== DATASET RECORDS ==
Start of Block

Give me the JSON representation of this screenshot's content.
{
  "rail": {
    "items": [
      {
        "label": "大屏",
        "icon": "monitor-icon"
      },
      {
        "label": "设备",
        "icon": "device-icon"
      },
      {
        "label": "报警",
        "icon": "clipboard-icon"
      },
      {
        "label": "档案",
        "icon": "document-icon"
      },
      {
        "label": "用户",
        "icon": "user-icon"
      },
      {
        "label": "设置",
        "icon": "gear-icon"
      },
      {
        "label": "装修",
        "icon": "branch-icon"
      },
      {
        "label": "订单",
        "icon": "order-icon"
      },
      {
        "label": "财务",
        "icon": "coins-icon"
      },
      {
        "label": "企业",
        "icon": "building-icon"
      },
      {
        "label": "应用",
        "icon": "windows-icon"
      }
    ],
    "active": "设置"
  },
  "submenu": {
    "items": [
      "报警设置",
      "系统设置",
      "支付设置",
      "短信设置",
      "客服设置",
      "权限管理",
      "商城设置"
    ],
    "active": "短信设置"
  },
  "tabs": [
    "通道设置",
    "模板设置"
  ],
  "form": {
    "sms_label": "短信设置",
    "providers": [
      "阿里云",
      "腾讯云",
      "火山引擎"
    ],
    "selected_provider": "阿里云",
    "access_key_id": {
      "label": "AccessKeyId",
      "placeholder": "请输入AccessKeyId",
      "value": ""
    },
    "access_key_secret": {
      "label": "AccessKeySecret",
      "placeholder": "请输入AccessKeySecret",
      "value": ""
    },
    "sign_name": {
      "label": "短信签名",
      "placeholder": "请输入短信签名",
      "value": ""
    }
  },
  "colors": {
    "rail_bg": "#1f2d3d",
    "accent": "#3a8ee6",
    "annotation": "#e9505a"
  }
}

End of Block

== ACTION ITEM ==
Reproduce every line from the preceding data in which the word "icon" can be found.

== ANSWER TO THIS EXERCISE ==
        "icon": "monitor-icon"
        "icon": "device-icon"
        "icon": "clipboard-icon"
        "icon": "document-icon"
        "icon": "user-icon"
        "icon": "gear-icon"
        "icon": "branch-icon"
        "icon": "order-icon"
        "icon": "coins-icon"
        "icon": "building-icon"
        "icon": "windows-icon"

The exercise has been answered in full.